(Repeats story first published on April 16, text unchanged)
* "Traderspeak" incomprehensible to most people
* Firms developing software to detect dubious activity
* Programme can scan billions of communications
By Jamie McGeever
LONDON, April 16 "What's your interest in Bill
and Ben in the pick?"
While most people wouldn't understand the question, this is
common vernacular for London currency traders active in the
daily 4 o'clock "fixing" of global reference exchange rates.
A basic translation of that particular line of Cockney
rhyming slang, originating in London's working class East End,
would run something like: "Are you a buyer or a seller of
dollar/yen at the daily benchmark rate-setting fix?"
The wisecracking, rhyme-based language that can make a
"whistle" mean a suit (from "whistle and flute") or a "Barnet"
mean hair (from "Barnet Fair") has been used by traders in the
City of London for decades. But can a computer crack the code?
Financial regulators are now trying to translate such
exchanges into plain English as they investigate whether dealers
have colluded to rig benchmark foreign exchange rates used to
price trillions of dollars' worth of deals.
Britain's financial watchdog, the Financial Conduct
Authority (FCA), has 50-60 staff dedicated to the foreign
exchange investigation, some of whom are former market
participants who are helping to decode the traderspeak.
Banks now want to go one step further, and are looking at
acquiring "Big Brother" technology that can spot and prevent
inappropriate communication or fraudulent activity rather than
piecing together evidence afterwards.
"There is a huge market for this right now," said Sang Lee,
founding partner at Aite Group, an independent research and
advisory firm focused on business, technology and regulatory
issues in Boston.
Lee said the focus is on software that can monitor and
understand the language traders speak in their electronic chats,
instant messaging and emails, and alert the bank to potentially
inappropriate communications or nefarious activity.
"For at least 12 months now, this has been one of the major
focus areas for both market participants and the technology
companies," he said.
Traders at banks and other financial institutions often
communicate with each other via third-party chatrooms including
those offered by Bloomberg LP and Thomson Reuters Corp.
, parent of the Reuters news agency.
The world's biggest banks, Britain's FCA, the Bank of
England and the U.S. Department of Justice are among those
trawling through countless chatroom transcripts for evidence of
questionable activity as part of a global investigation into the
Online communications featured prominently in a separate
five-year inquiry into manipulation of an interest rate known as
the London interbank offered rate, or Libor. So far 10 banks and
brokerages have been fined a total of $6 billion in penalties,
and charges have been brought against 13 individuals.
One of the technology companies that has gained from banks'
increased vigilance is Digital Reasoning, based outside
Nashville in the U.S. state of Tennessee.

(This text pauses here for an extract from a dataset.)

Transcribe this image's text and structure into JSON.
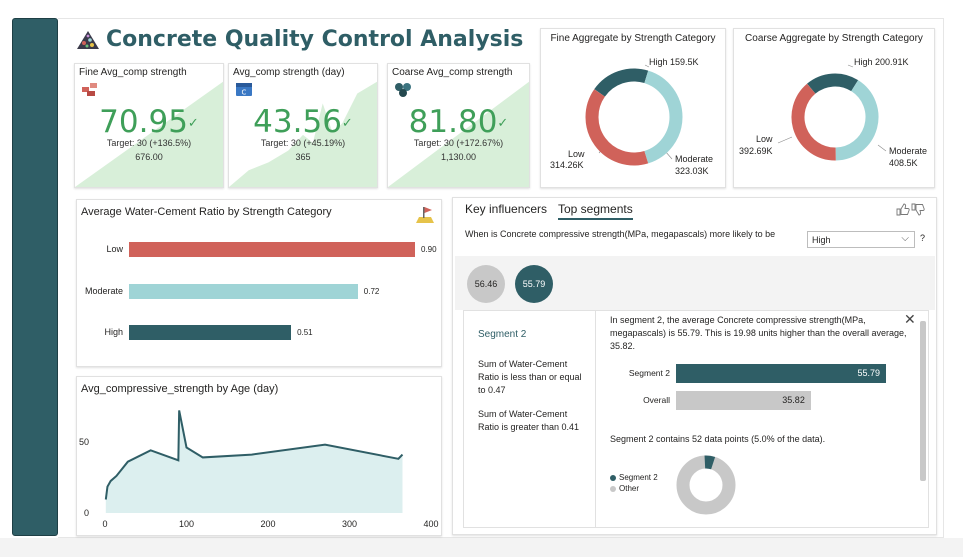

Digital Reasoning's software can scan up to billions of
communications from thousands of traders, spotting language
patterns and raising a red flag to potentially dubious activity.
Rob Metcalf, the company's president and chief operating
officer, told Reuters there has been a sharp increase in
interest for this software from banks over the last six months,
just as the global investigation has taken off.
"The big banks will drive this, and regulators are
interested too. It will be a 'base-line' capability across major
banks in two years," he said.
Metcalf says his firm is in "active conversation" with 10-20
of the world's leading financial institutions, particularly U.S.
and European firms.
Reuters contacted UBS, Deutsche Bank AG
, Credit Suisse AG, JP Morgan,
Citigroup, Royal Bank of Scotland and Barclays
to see whether they were buying such technology. None
of the banks commented for this report.
Banks have been active in moving towards more sophisticated
analytics across all forms of electronic communications over the
last year, said Michael O'Brien, head of sales for SMARTS Broker
market surveillance platform, part of NASDAQ OMX.
One area they are looking at is "relationship forensics",
tracking traders' communications with each other to spot
patterns that point to a close working relationship. These could
include behaviour such as always copying a particular person on
emails, or if someone always responds to a message or email
within a couple of minutes.
That's because any dubious activity between two or more
people is bound to be carried out by those who have a close
relationship with each other, O'Brien said.
O'Brien estimates that 10-20 percent of a big investment
bank's compliance operation is geared towards trading analysis
and the detection of - and protection against - market abuse and
trading related risk.
Banks are looking for software that is able not only to
detect language patterns in traders' electronic communications,
but to match that up with patterns detected across other media,
such as social media profiles, Aite Group's Lee said.
"It's a huge challenge," said Lee, noting that the $5.3
trillion a day over-the-counter currency market operates 24
hours a day across all time zones and remains virtually
Thomson Reuters runs one of the two dominant global currency
trading platforms, along with ICAP Plc-owned EBS.
So far, more than 30 traders at many of the world's biggest
banks have been placed on leave, suspended or fired as the
global investigation has gathered momentum over the last six
months. Even the Bank of England has suspended an employee.
No individual or institution has been accused of any
(Editing by Carmel Crimmins and David Stamp)